My suggestion for Indubitable Reviews would be to try and focus less on being some sort of accessibility expert (really, you don’t need the access keys) and more on the individual websites. Explain in greater detail the benefits of Kaylee adding a search bar (ease of use, etc), or why Alex should elaborate on his pet peeves (increased keyword placement, more interesting reading).
Moving on to Shattered Moment Reviews and we have a WPR that claims to be “one of the best WPRs on the Web”. I would expect this WPR to be the cream of the crop, because not only is it supposedly one of the best, but the owner advertises his “straight A’s in English”. This must mean that
the unnecessary capitalisation of web , and the unneeded apostrophe in “A’s” are total accidents.
The reviews themselves are not as brief as Indubitable, but are much the same in terms of ass-kissing. I also see a lot of paragraphs along the lines of “you have this error, but I’m not sure what the culprit is”; I thought the point in being a reviewer was to impart greater knowledge on those who ask for reviews? Apparently things have changed since my day.

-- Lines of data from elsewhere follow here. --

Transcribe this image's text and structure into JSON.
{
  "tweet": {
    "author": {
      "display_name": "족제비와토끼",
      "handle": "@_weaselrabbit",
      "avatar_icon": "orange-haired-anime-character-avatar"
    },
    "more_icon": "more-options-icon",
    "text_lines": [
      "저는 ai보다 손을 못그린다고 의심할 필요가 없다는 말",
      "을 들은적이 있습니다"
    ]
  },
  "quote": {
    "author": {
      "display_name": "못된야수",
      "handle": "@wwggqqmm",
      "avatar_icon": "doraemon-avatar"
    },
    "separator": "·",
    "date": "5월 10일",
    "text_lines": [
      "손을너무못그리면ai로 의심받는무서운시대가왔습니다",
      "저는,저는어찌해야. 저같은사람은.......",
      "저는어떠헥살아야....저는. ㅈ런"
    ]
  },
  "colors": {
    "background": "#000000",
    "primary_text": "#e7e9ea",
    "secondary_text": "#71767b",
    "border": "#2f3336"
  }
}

Keira of verbalism.org is told that because her “Writings” are articles she can expect them to be reviewed, and then they’re not touched upon. This, despite the fact that one — “You and Your Blog Site” — basically tells us to write what we want. This article is virtually pointless and I would have mentioned it as such in a review. Furthermore, Keira’s site doesn’t validate and the transitional doctype is a cop-out. Again, two things that should have been mentioned.
Harlequin Reviews is probably the neatest of the lot, putting the focus straight onto the last reviewed website. Again though, the reviews are brief. (Did spending 3 days writing a review go out of fashion?) I feel more time could be spent reviewing the content of each website, especially blogs — even if you simply add your opinions of how well its written (or not, in some cases).
For the benefits of semantics, the pending reviews would be better in a list (
<ol>) and the site header should not be inside a link (instead the link should be inside the header). Instead of the list of “Read?” links on the Reviews page, a more keyword-rich/SEO friendly approach would be to use link text such as “Review of [name]’s site [site name]” or suchlike. Of course, I’m being anal for the sake of it there.
All in all, the quality of reviews from these flash-in-the-pan reviewers has gone up since I started reviewing (“Splash page? 2000 points!”) but there’s still a lot of hodge-podge attempts out there with a mixture of both useless and sometimes wrong advice. Submit for a review if you’re brave, but don’t put all your faith in one person. Don’t forget that quantity doesn’t necessarily equate to quality, either.